Facade drawings by author based on Knutsen’s own drawings and annotations.

Detail drawings by author based on Knutsen’s own drawings and annotations.

Based on a careful study of a selection of sketches and drawings10 from before and during the construction, it seems like the main challenge Knutsen and the carpenters faced were working with a variety of windows and type of timber panels. A series of drawings were made to solve the details of how the insertion and framing of the windows would connect with the cladding.C Big windows with rectangular frames were places towards the view and the smaller square framed windows on the other side. In the photograph one can see four different kinds of window dimensions, the cladding on the right is with ill-natured timber, while on the left side prefabricated timber panels.

Photo: Per Berntsen, 2000

Examples from the house of corner box and window frames as drawn in Knutsen’s details. Right photograph by Erik Lundkvist and left by author.

The materials have done their job, shuttering boards, and other materials that could be collected has to a large extent determined the details. I could have gone another way and altered the house with the materials I eventually got, but this also had complications.”1
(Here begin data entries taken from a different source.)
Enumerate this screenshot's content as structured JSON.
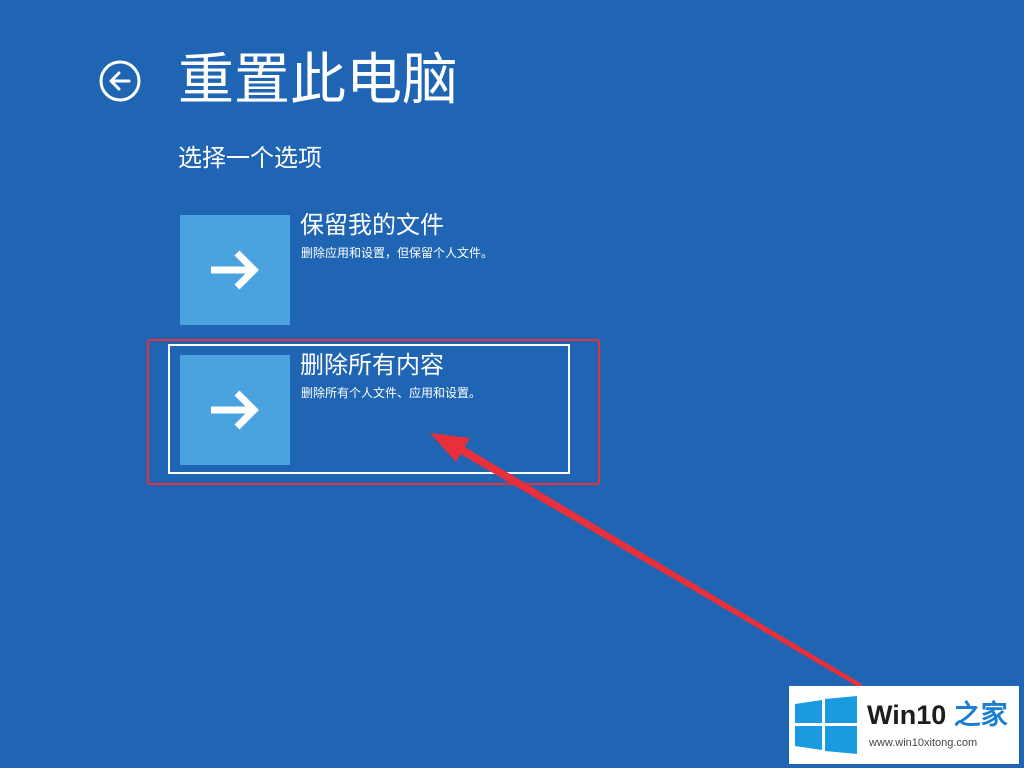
{
  "page": {
    "title": "重置此电脑",
    "subtitle": "选择一个选项"
  },
  "options": [
    {
      "title": "保留我的文件",
      "description": "删除应用和设置，但保留个人文件。",
      "icon": "arrow-right-icon"
    },
    {
      "title": "删除所有内容",
      "description": "删除所有个人文件、应用和设置。",
      "icon": "arrow-right-icon",
      "selected": true
    }
  ],
  "back_icon": "back-arrow-icon",
  "annotation": {
    "box_color": "#e8303a",
    "arrow_color": "#e8303a"
  },
  "watermark": {
    "brand_prefix": "Win10",
    "brand_suffix": "之家",
    "url": "www.win10xitong.com",
    "accent_color": "#1a7fd1"
  },
  "colors": {
    "background": "#1f65b3",
    "tile": "#4aa3df"
  }
}
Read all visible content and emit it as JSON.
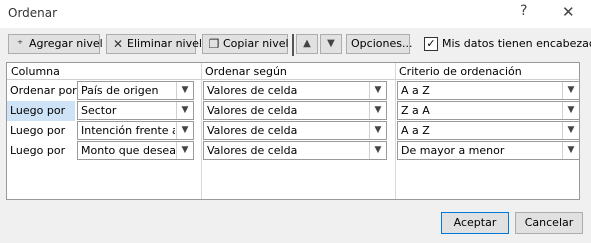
{
  "dialog": {
    "title": "Ordenar",
    "help": "?",
    "close": "✕"
  },
  "toolbar": {
    "add_level": "Agregar nivel",
    "delete_level": "Eliminar nivel",
    "copy_level": "Copiar nivel",
    "move_up": "▲",
    "move_down": "▼",
    "options": "Opciones...",
    "headers_checkbox_label": "Mis datos tienen encabezados",
    "headers_checked": true
  },
  "columns": {
    "column": "Columna",
    "sort_on": "Ordenar según",
    "order": "Criterio de ordenación"
  },
  "rows": [
    {
      "label": "Ordenar por",
      "column": "País de origen",
      "sort_on": "Valores de celda",
      "order": "A a Z"
    },
    {
      "label": "Luego por",
      "column": "Sector",
      "sort_on": "Valores de celda",
      "order": "Z a A"
    },
    {
      "label": "Luego por",
      "column": "Intención frente a lo",
      "sort_on": "Valores de celda",
      "order": "A a Z"
    },
    {
      "label": "Luego por",
      "column": "Monto que desea inv",
      "sort_on": "Valores de celda",
      "order": "De mayor a menor"
    }
  ],
  "footer": {
    "accept": "Aceptar",
    "cancel": "Cancelar"
  }
}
As Knutsen explains the composition of materials determined the details of the house to a great extent. Although he expressed discontent with the conduction of transitions between the outside and inside and lack of technical precision, one might argue this is one of the very reasons why this summerhouse is a unique piece of architecture. The conjunction of different kinds of timber panels, old shuttering board walls, windows of different dimensions and timber log columns creates a bricolage of elements that together create characteristic details that otherwise would be absent if Knutsen had later replaced them with more “fitting” materials, as initially planned.

Photographs by Per Berntsen, 2000 

There was an urge for innovative solutions precisely because the summerhouse at Portør is a result of the foreseen (the personal architectural intension and vision) and the unpredictable (time, material availability and building policies). Knutsen’s pragmatic on-site approach to using familiar materials in unconventional ways tells a story about an architecture that has its root in traditions whilst at the same time being a contemporary house.



  1. Et fritidshus, Knutsen, Knut; Byggekunst; nr. 8 1952, pg.126-129
  2. Summer house, Grønvold, Ulf; The Architectural Review; Aug 1996; 200, 1194; Art, Design & Architecture Collection pg. 73
  3. Knut Knutsen: 1903-1969: en vandrer i norsk arkitektur, Tvedten, Arne Sigmund, 1982, Gyldendal, pg.37 par.2
  4. Knut Knutsen 100 år, Mikkelsen, Ingvar, Arkitekturnytt; 04.02.2004, par. 10
  5. Never Modern, Scalbert, Irénée and 6a architects, 2013, Park Books, pg.108, 114 and 119

Video interviews and reports:

  1. Arkitektenes hjem, NRK, Sept 2018, S04E01,14:00 min
  2. Med hytta i våre hjerter, NRK, Sept 1996, 11:00 min

Photographs and illustrations:

  1. Interior elevation, Knut Knutsen, National Museum of Architecture Archive, 1949
  2. Sketch and plan drawing, Knut Knutsen, ref. nr. 3, pg 159
  3. Survey drawings, Høglund, Stein, ref. nr. 2, pg. 77
  4. Photographs are taken by Berntsen, Per, Timberwork by Beate Hølmebakk, 2000